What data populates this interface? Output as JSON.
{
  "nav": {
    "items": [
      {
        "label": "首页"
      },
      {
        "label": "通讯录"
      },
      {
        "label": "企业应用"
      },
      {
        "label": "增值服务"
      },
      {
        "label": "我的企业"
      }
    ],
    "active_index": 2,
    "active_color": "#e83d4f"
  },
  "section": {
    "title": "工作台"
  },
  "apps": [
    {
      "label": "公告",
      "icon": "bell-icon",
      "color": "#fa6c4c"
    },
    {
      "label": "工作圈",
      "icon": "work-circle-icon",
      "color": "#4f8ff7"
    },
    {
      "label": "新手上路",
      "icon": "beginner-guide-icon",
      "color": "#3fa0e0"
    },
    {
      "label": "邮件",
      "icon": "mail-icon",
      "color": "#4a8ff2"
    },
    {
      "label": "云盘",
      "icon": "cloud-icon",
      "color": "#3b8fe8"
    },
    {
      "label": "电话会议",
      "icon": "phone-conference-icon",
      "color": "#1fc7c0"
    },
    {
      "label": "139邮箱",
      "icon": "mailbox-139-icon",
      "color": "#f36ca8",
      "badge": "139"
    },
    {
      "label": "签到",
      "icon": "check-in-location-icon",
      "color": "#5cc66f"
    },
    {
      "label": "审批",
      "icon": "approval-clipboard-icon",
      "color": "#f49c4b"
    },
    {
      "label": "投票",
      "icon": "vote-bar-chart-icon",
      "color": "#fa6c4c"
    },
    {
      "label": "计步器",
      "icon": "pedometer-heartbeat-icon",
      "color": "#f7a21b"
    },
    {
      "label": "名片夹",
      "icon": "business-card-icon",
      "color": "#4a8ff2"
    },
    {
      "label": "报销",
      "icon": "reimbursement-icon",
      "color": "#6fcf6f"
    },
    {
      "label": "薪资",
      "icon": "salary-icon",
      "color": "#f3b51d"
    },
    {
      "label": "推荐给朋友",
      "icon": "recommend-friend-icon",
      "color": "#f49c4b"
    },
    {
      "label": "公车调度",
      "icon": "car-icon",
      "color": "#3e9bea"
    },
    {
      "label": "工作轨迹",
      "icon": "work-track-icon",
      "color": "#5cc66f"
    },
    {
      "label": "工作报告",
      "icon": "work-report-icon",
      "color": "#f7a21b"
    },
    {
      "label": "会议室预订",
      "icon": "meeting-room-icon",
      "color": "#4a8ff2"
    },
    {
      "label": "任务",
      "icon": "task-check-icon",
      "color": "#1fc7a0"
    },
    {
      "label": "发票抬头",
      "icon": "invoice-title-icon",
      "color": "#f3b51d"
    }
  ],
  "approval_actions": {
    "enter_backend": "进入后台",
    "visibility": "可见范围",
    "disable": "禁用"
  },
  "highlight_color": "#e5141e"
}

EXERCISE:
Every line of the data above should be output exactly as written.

RESPONSE AREA:
What data populates this interface? Output as JSON.
{
  "nav": {
    "items": [
      {
        "label": "首页"
      },
      {
        "label": "通讯录"
      },
      {
        "label": "企业应用"
      },
      {
        "label": "增值服务"
      },
      {
        "label": "我的企业"
      }
    ],
    "active_index": 2,
    "active_color": "#e83d4f"
  },
  "section": {
    "title": "工作台"
  },
  "apps": [
    {
      "label": "公告",
      "icon": "bell-icon",
      "color": "#fa6c4c"
    },
    {
      "label": "工作圈",
      "icon": "work-circle-icon",
      "color": "#4f8ff7"
    },
    {
      "label": "新手上路",
      "icon": "beginner-guide-icon",
      "color": "#3fa0e0"
    },
    {
      "label": "邮件",
      "icon": "mail-icon",
      "color": "#4a8ff2"
    },
    {
      "label": "云盘",
      "icon": "cloud-icon",
      "color": "#3b8fe8"
    },
    {
      "label": "电话会议",
      "icon": "phone-conference-icon",
      "color": "#1fc7c0"
    },
    {
      "label": "139邮箱",
      "icon": "mailbox-139-icon",
      "color": "#f36ca8",
      "badge": "139"
    },
    {
      "label": "签到",
      "icon": "check-in-location-icon",
      "color": "#5cc66f"
    },
    {
      "label": "审批",
      "icon": "approval-clipboard-icon",
      "color": "#f49c4b"
    },
    {
      "label": "投票",
      "icon": "vote-bar-chart-icon",
      "color": "#fa6c4c"
    },
    {
      "label": "计步器",
      "icon": "pedometer-heartbeat-icon",
      "color": "#f7a21b"
    },
    {
      "label": "名片夹",
      "icon": "business-card-icon",
      "color": "#4a8ff2"
    },
    {
      "label": "报销",
      "icon": "reimbursement-icon",
      "color": "#6fcf6f"
    },
    {
      "label": "薪资",
      "icon": "salary-icon",
      "color": "#f3b51d"
    },
    {
      "label": "推荐给朋友",
      "icon": "recommend-friend-icon",
      "color": "#f49c4b"
    },
    {
      "label": "公车调度",
      "icon": "car-icon",
      "color": "#3e9bea"
    },
    {
      "label": "工作轨迹",
      "icon": "work-track-icon",
      "color": "#5cc66f"
    },
    {
      "label": "工作报告",
      "icon": "work-report-icon",
      "color": "#f7a21b"
    },
    {
      "label": "会议室预订",
      "icon": "meeting-room-icon",
      "color": "#4a8ff2"
    },
    {
      "label": "任务",
      "icon": "task-check-icon",
      "color": "#1fc7a0"
    },
    {
      "label": "发票抬头",
      "icon": "invoice-title-icon",
      "color": "#f3b51d"
    }
  ],
  "approval_actions": {
    "enter_backend": "进入后台",
    "visibility": "可见范围",
    "disable": "禁用"
  },
  "highlight_color": "#e5141e"
}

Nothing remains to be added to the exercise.